Impact of Veterinary Antibiotics in Terrestrial EcosystemsEPA Grant Number: F5F21768
Title: Impact of Veterinary Antibiotics in Terrestrial Ecosystems
Investigators: Henderson, Keri
Institution: Iowa State University
EPA Project Officer: Just, Theodore J.
Project Period: September 1, 2005 through August 31, 2008
Project Amount: $104,228
RFA: STAR Graduate Fellowships (2005) RFA Text | Recipients Lists
Research Category: Academic Fellowships
The goal of this project is to assess the potential impact of veterinary antibiotics in the environment.
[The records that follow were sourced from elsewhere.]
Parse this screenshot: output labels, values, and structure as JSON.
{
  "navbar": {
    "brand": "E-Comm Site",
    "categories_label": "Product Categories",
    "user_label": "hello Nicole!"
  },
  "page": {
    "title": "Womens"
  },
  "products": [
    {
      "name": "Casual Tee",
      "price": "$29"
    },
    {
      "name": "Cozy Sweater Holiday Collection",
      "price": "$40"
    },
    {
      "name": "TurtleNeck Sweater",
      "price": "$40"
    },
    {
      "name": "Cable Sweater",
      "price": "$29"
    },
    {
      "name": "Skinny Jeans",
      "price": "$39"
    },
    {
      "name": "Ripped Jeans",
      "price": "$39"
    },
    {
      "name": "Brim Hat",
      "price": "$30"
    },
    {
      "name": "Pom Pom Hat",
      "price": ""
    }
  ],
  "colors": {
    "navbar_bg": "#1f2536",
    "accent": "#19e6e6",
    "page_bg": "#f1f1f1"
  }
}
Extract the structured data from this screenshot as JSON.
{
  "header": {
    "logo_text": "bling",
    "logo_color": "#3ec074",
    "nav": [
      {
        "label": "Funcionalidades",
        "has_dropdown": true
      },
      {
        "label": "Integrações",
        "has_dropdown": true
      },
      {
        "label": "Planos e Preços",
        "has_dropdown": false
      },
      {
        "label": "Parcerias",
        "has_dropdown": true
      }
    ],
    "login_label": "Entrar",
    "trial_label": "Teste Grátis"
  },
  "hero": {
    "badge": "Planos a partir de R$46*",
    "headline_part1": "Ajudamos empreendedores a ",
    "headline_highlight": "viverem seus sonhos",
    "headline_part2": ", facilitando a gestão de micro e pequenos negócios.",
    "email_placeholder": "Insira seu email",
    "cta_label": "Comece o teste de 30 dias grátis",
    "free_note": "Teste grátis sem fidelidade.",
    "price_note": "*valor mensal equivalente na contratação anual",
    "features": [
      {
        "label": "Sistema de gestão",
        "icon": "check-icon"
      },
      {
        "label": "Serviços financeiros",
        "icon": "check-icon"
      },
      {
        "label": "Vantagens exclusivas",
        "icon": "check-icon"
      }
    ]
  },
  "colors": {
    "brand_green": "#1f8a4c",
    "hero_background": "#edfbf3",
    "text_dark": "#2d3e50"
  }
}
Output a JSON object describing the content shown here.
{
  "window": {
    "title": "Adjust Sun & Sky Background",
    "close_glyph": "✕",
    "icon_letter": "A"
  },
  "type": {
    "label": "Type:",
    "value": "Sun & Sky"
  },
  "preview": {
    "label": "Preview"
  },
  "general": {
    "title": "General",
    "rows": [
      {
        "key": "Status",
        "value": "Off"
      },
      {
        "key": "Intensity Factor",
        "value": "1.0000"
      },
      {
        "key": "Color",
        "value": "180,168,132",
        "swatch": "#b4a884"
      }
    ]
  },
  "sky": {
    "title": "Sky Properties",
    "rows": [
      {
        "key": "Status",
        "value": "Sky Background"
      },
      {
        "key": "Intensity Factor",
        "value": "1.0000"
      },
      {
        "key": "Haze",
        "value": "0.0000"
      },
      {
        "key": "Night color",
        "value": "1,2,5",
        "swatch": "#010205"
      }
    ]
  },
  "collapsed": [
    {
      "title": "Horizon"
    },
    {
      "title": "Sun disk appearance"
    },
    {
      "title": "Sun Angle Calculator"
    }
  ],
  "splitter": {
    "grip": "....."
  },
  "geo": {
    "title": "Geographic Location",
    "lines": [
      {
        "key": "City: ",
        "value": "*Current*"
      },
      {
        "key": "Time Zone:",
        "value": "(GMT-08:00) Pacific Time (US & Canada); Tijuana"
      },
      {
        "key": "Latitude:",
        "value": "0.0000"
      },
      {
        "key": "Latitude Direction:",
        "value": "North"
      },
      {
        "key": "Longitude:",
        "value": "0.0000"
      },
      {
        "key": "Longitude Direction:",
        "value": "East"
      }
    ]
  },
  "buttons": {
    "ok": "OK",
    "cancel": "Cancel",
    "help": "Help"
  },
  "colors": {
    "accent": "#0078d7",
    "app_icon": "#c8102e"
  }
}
The specific objectives are
- to determine degradation and mobility of two antibiotics,
- to assess the persistence of antibiotic-resistant Enterococcus faecalis in environmental matrices,
- to determine the bioavailability of the antibiotics in soils,
- and to evaluate the potential effects of the antibiotics on soil microbial communities and on gut microbes of soil invertebrates.
Objective 1: Soil tilt beds (with and without vegetation) will be constructed to simultaneously evaluate the leaching and runoff potential of tylosin, sulfamethazine, and relevant metabolites. The antibiotics will be applied to the prepared soil surface with manure; simulated rainfall events will follow. Drainage water, leachate, and sections of the soil beds will be analyzed for presence of the compounds using LC/MS/MS (Kolz et al., 2004; Lindsey et al., 2001).
Objective 2: The survival of antibiotic-resistant Enterococcus faecalis strains selected in a screening step will be compared to that of the parental strains in soil and pond water microcosms in the presence and absence of the respective antibiotics. Bacteria will be enumerated using IDEXX Enterolert® medium amended with antibiotic.
Objective 3: Bioavailability of tylosin and sulfamethazine in soil will be determined using two different methods. Bioassays using juvenile earthworms (Eisenia fetida) will be used to estimate the bioavailability of a range of tylosin and sulfamethazine concentrations in two soil types (high and low OM). Additionally, a chemical method using C18-Empore™ extraction disks will be employed in which the disks are incubated in soil containing different ages of tylosin or sulfamethazine to evaluate differences in bioavailability over time.
Objective 4: The effects of tylosin and sulfamethazine on soil bacterial communities and invertebrate gut flora will be determined in laboratory experiments. Microbial community structure will be measured using the RNA-based method FISH (fluorescent in-situ hybridization). Effects on microbial community function will be assessed by comparing carbon substrate utilization, nitrification, denitrification, and cellulose decomposition. Additionally, growth and reproductive parameters for the earthworms and isopods will also be assessed.
Comparison of the effects levels generated from the microbial analyses with the expected environmental concentrations and bioavailabilities of the chemicals will indicate the potential impact on soil processes due to the input of these antibiotics. Microbial community experiments will identify which groups of bacteria are affected by tylosin and sulfamethazine, which I expect to be Gram-positive and possibly other groups of microorganisms. Effects on invertebrate intestinal microflora could impact growth, health, or viability of the invertebrates, so I may see an increase (as is the case in livestock), or a decrease in growth of the terrestrial invertebrates used in these studies.